## Task to complete
When the string "date" occurs in a line of the records, show that line.

Dataset rows describing interfaces:
※
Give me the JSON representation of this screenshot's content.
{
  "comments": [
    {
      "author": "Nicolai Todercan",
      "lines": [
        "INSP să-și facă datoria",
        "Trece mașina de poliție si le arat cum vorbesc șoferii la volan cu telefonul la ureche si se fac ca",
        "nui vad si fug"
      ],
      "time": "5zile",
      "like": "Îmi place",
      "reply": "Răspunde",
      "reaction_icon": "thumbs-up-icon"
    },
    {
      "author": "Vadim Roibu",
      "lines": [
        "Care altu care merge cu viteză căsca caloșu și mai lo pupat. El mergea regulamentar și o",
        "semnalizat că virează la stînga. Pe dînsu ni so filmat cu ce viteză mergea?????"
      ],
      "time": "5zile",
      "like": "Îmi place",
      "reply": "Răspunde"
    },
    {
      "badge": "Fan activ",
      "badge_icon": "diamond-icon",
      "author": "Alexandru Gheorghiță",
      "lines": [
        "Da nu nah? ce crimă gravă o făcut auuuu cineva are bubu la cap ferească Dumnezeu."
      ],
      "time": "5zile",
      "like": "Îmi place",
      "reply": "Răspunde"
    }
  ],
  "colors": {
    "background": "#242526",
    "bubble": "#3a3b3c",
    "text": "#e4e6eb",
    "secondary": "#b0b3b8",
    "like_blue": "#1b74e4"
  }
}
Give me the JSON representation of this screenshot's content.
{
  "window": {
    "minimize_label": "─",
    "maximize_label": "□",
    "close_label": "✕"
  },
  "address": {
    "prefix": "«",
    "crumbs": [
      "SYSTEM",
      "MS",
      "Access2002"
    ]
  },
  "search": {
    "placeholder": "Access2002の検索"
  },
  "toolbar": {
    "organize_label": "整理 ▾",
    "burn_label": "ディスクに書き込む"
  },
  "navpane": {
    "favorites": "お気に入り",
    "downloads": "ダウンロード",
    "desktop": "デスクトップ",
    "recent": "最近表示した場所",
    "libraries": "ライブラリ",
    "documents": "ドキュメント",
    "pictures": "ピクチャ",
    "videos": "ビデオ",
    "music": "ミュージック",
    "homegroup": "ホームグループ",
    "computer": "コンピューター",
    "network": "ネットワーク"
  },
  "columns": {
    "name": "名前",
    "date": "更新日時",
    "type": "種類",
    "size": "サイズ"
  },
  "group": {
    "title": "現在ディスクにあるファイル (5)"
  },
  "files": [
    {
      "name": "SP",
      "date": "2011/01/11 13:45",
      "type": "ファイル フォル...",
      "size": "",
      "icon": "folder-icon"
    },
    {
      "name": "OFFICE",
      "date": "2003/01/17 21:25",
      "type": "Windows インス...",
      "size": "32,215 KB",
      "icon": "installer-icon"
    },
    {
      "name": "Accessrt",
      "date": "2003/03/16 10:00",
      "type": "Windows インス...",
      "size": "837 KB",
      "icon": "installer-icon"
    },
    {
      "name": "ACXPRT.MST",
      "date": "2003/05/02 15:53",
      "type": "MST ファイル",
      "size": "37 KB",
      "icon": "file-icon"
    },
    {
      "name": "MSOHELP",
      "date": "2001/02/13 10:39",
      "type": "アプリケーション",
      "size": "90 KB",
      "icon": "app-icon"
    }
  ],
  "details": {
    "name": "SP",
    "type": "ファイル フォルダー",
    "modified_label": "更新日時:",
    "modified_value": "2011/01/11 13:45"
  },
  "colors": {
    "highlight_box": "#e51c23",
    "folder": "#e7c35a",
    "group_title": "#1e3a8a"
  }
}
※
## Answer box
    "date": "更新日時",
      "date": "2011/01/11 13:45",
      "date": "2003/01/17 21:25",
      "date": "2003/03/16 10:00",
      "date": "2003/05/02 15:53",
      "date": "2001/02/13 10:39",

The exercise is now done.